We all know the examples: interaction for interaction's sake. When we suddenly find ourselves obliged to talk to someone, without knowing why. Or that we do a crazy dance, with fresh reluctance.
But it doesn't have to be like that. If interaction is well designed, everyone immediately feels the benefit. And then people are happy to participate.
Earlier, we discussed the why of interaction. Now we will look at the types of interaction. You can divide interaction into a few categories.
To start with, you can make a three-way split:
- from the podium with the audience.
- Between participants.
- Both at the same time.
You can then look at the purpose of the interaction. The list is long, but we will mention the most important ones:
- Gathering information: it can be important for a speaker to know what is going on in the audience. What do they already know, what are they struggling with, what are their needs, etc.? The participants may also need more information from each other. This can be factual information (how much, how long, how far...) or it can be softer emotional information.
- Ask questions. The most obvious form is the Q&A with a speaker. But beware: there are also many creative ways to give this another format than the well-known "are there any questions left". The participants can also ask each other questions.
- Getting to know each other: this is important to create a group feeling and safety. It is often the basis for a successful meeting.
- Help each other: Participants often have knowledge, acquaintances, information, skills etc. that others need. Interactive forms can help participants to help each other.
- Matchmaking: Apart from helping each other (see above) there are many other reasons why you bring people together. In practice, networking often does not rise to the level of a get-together. But with the right forms of interaction, networking can be of great value.
- Getting to the bottom of it: understanding a problem, situation or case is the basis of learning, deciding, changing etc. Interaction can help to put your finger on something, to evaluate or gain insight.
- Problem solving: An extension of understanding is solving problems and meeting challenges. This often works better in cooperation than alone.
- Decision making: sometimes a group needs to come to a decision together. Interactive working methods can ensure that the decision is reached more quickly and/or more effectively.
- Making agreements: this can be about establishing rules/procedures/direction, but also simply about plans/agenda.
- Brainstorming: this can only be effective if it is more than 'we all say something'. Good brainstorming requires well-designed working methods.
- Having fun: it is easier to have fun, when having it together. Using it well is the lubricant of any successful meeting.
- Celebrate: highlights & achievements only have value if you celebrate them, learn from them and build on them.
Once you have made this choice, you can start looking for the work format, group size and composition in which to cast it. There are literally millions of options for this, so it would go too far to name them all.
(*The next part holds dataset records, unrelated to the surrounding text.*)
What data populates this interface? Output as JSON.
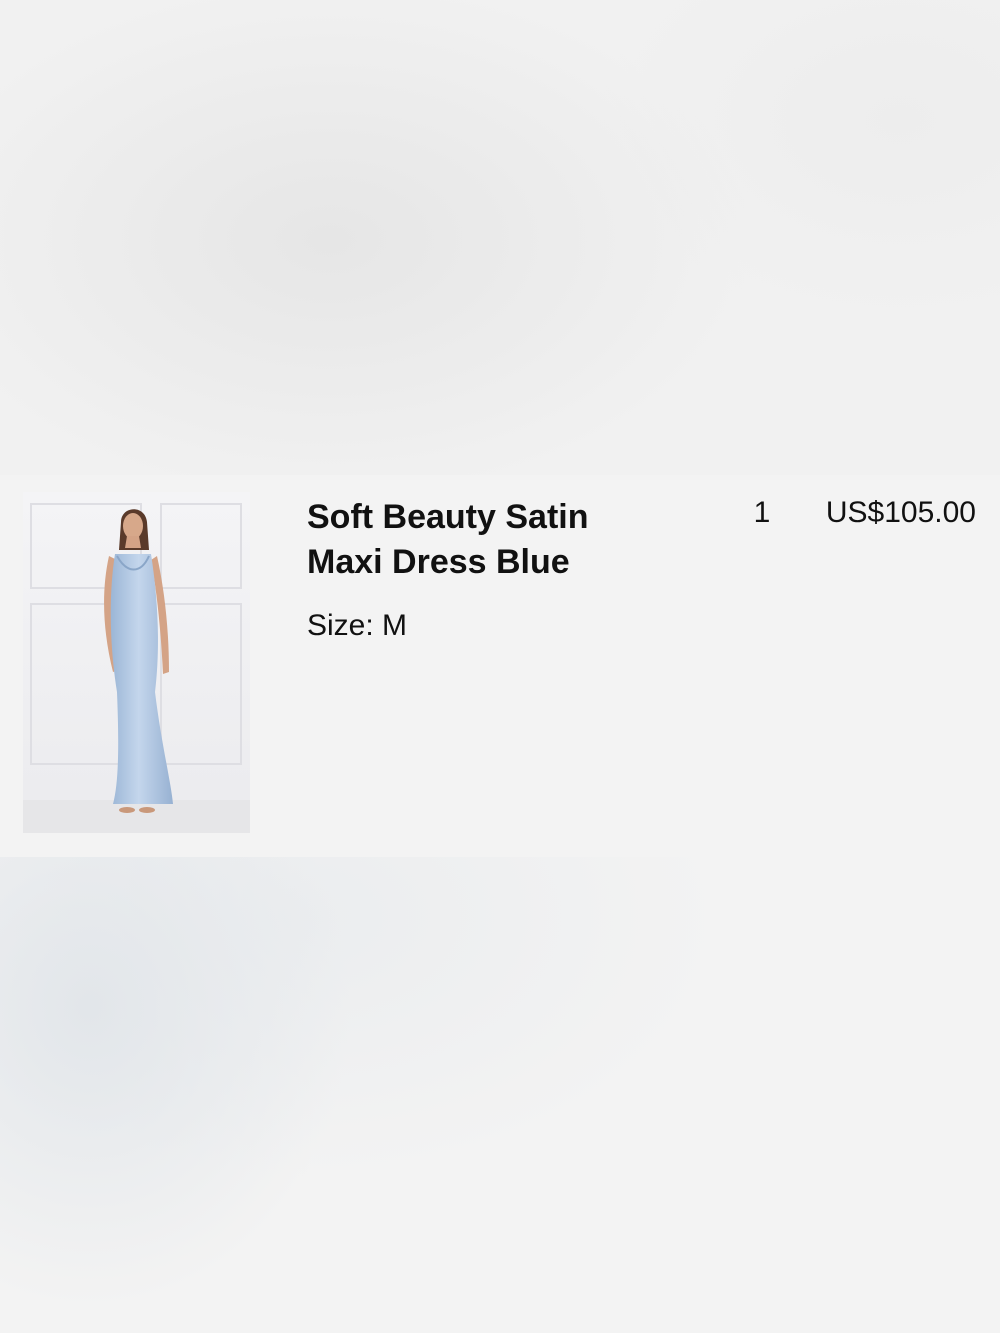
{
  "order_item": {
    "name": "Soft Beauty Satin Maxi Dress Blue",
    "size_label": "Size:",
    "size_value": "M",
    "quantity": "1",
    "price": "US$105.00"
  },
  "colors": {
    "background": "#f2f2f2",
    "dress_blue": "#a9c3e0",
    "text": "#111111"
  }
}
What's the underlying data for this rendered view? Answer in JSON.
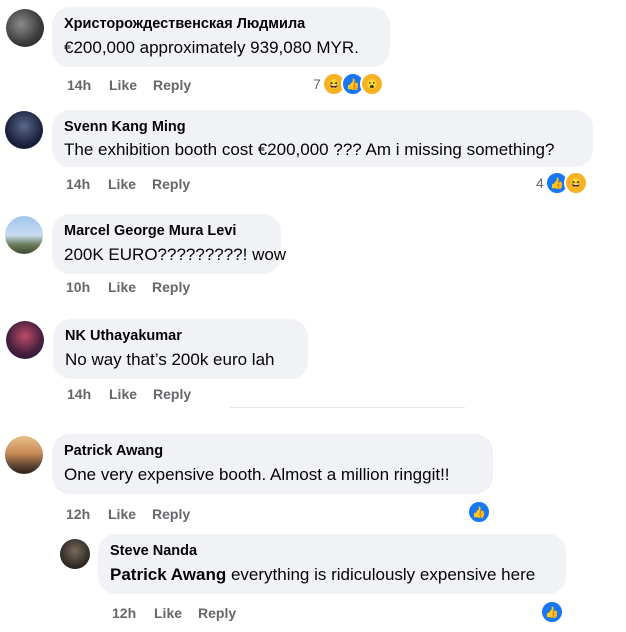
{
  "comments": [
    {
      "author": "Христорождественская Людмила",
      "text": "€200,000 approximately 939,080 MYR.",
      "time": "14h",
      "like": "Like",
      "reply": "Reply",
      "reaction_count": "7",
      "reactions": [
        "haha-icon",
        "like-icon",
        "wow-icon"
      ]
    },
    {
      "author": "Svenn Kang Ming",
      "text": "The exhibition booth cost €200,000 ??? Am i missing something?",
      "time": "14h",
      "like": "Like",
      "reply": "Reply",
      "reaction_count": "4",
      "reactions": [
        "like-icon",
        "haha-icon"
      ]
    },
    {
      "author": "Marcel George Mura Levi",
      "text": "200K EURO?????????! wow",
      "time": "10h",
      "like": "Like",
      "reply": "Reply"
    },
    {
      "author": "NK Uthayakumar",
      "text": "No way that’s 200k euro lah",
      "time": "14h",
      "like": "Like",
      "reply": "Reply"
    },
    {
      "author": "Patrick Awang",
      "text": "One very expensive booth. Almost a million ringgit!!",
      "time": "12h",
      "like": "Like",
      "reply": "Reply",
      "reactions": [
        "like-icon"
      ]
    }
  ],
  "reply_comment": {
    "author": "Steve Nanda",
    "mention": "Patrick Awang",
    "text": " everything is ridiculously expensive here",
    "time": "12h",
    "like": "Like",
    "reply": "Reply",
    "reactions": [
      "like-icon"
    ]
  },
  "colors": {
    "bubble": "#f0f2f5",
    "meta_text": "#65676b",
    "like_blue": "#1877f2",
    "reaction_yellow": "#f7b125"
  }
}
What matters is that you always look for or design the format that best suits the goal and the moment of the day.
You can subdivide the forms of work into a few levels of interaction:
Interaction is more than just coming up with a nice format. It is about purpose, form and content that are used in a well-considered way.
Jan-Jaap In der Maur